On Friday, residents in several Texas communities in Kleberg County, south of Corpus Christi, were urged to evacuate their homes ahead of the storm’s arrival.
Hanna was about 120 kilometres (75 miles) northeast of Port Mansfield, packing maximum sustained winds of 128 kilometres per hour (80 miles per hour), the department said.
“Additional strengthening is forecast before Hanna makes landfall later today,” the Miami-based forecaster said, adding the hurricane will rapidly weaken after it moves inland.
Video footage on Twitter of Port Aransas in Nueces County, Texas showed grey skies and lashing waves that had already engulfed a beach ahead of the storm’s landfall.
The region where the storm is expected to make landfall has struggled to contain the coronavirus in recent weeks, with cases along the coast soaring into the tens of thousands. More than 400 people in Corpus Christi’s city of 325,000 were hospitalised with the novel coronavirus on Friday, according to city data.
Corpus Christi Mayor Joe McComb warned residents who live in flood-prone areas to heed coronavirus precautions when deciding to evacuate, the Texas Tribune reported.

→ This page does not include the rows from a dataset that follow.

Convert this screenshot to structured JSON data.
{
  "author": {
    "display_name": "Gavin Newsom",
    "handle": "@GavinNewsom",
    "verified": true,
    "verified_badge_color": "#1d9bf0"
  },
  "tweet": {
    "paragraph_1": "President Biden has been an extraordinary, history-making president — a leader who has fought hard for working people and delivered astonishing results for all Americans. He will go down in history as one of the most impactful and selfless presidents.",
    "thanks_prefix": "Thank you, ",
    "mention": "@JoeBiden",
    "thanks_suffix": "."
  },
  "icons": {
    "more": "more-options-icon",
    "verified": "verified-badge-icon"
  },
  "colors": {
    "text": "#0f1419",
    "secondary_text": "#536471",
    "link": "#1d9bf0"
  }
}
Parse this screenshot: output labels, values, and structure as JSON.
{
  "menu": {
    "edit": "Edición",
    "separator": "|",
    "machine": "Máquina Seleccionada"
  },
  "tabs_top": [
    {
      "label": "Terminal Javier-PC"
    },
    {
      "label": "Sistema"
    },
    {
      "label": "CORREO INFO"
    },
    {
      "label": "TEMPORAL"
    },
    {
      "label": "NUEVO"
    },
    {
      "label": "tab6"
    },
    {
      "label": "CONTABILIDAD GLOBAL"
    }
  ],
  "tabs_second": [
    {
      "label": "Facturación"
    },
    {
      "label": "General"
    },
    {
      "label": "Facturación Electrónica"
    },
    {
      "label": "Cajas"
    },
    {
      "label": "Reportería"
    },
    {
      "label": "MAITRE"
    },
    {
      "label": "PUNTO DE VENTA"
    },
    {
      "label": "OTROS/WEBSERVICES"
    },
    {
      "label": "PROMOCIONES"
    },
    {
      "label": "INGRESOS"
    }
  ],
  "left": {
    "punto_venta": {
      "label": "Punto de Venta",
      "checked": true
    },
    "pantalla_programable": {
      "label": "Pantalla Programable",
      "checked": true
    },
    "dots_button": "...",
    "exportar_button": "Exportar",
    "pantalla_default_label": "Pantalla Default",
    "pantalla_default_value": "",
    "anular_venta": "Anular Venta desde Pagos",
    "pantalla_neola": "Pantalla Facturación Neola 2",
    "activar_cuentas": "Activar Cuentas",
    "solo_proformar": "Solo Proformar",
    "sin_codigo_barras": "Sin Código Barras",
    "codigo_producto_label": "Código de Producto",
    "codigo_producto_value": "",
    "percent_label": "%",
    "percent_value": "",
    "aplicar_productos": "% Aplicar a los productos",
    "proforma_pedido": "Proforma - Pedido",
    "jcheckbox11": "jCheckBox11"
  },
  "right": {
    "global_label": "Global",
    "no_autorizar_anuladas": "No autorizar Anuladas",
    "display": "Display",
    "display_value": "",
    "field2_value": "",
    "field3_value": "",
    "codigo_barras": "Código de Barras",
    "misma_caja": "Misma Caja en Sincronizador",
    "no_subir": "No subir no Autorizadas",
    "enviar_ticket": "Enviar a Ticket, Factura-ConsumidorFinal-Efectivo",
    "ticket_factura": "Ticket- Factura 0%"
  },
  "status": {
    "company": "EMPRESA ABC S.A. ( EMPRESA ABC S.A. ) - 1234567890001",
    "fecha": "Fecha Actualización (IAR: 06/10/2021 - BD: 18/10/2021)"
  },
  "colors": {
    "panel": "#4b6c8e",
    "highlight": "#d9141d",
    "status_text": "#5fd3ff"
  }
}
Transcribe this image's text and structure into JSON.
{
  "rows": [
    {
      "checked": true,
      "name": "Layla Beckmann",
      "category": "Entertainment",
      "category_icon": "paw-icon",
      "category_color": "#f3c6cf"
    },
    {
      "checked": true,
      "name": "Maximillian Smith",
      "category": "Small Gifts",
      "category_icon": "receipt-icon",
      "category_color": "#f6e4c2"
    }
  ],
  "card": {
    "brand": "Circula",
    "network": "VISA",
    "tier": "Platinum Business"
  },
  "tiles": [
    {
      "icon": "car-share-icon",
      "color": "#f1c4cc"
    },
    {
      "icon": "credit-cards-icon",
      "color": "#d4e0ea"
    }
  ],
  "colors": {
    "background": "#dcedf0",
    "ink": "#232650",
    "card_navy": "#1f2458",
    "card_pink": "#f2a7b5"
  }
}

“Take several masks with you because you might be there a couple days if you’re in a flood area,” McComb said, according to the Tribune. “We don’t want to expose anyone during this storm … Even when you’re in the house, I recommend wearing a mask if you’re in crowded conditions.”
Farther south in Cameron County, which borders Mexico, more than 300 confirmed new cases have been reported almost daily for the past two weeks, according to state health figures. The past week has also been the county’s deadliest of the pandemic.
Cameron County Judge Eddie Trevino, the county’s top elected official, said he was awaiting word on Friday of whether hotels would be used to house recovering COVID-19 patients in order to free up hospital beds.
“If there’s any benefit to be gained from this, it’s that people have to stay at home for a weekend,” Trevino said.
Officials reminded residents to wear masks if they needed to get supplies before the storm arrives or if they have to shelter with neighbours because of flooding.
Coastal states scrambled this spring to adjust emergency hurricane plans to account for the virus.
South Texas officials’ plans for any possible rescues, shelters and monitoring of the storm will have the pandemic in mind, while Governor Greg Abbott said various resources to respond to the storm were on standby across the state, including search-and-rescue teams and aircraft.
Gonzalo and Douglas
Also in the Atlantic, Tropical Storm Gonzalo was still on track to move across the southern Windward Islands on Saturday.
Gonzalo was moving west near 30km/h (18mph) with maximum sustained winds at 65km/h (40mph), the National Hurricane Center said. The storm is forecast to bring 30-80 millimetres of rain with isolated totals of 130mm.
A tropical storm warning was in effect for Tobago and Grenada and its dependencies. The storm was expected to dissipate by Sunday night or Monday, forecasters said.
Meanwhile, in the Pacific, Hurricane Douglas headed towards Hawaii with wind speeds of about 175km/h.
However, authorities expect the Category 2 hurricane to weaken to the level of a tropical storm before passing close to Hawaii’s biggest islands late on Sunday.
Honolulu authorities were preparing extra shelter space so people can maintain a safe physical distance from others, in line with coronavirus precautions.
Evacuees at Honolulu shelters will have their temperatures taken, according to officials. Those with high temperatures or with a travel or exposure history will either be isolated at that shelter or taken to a different site.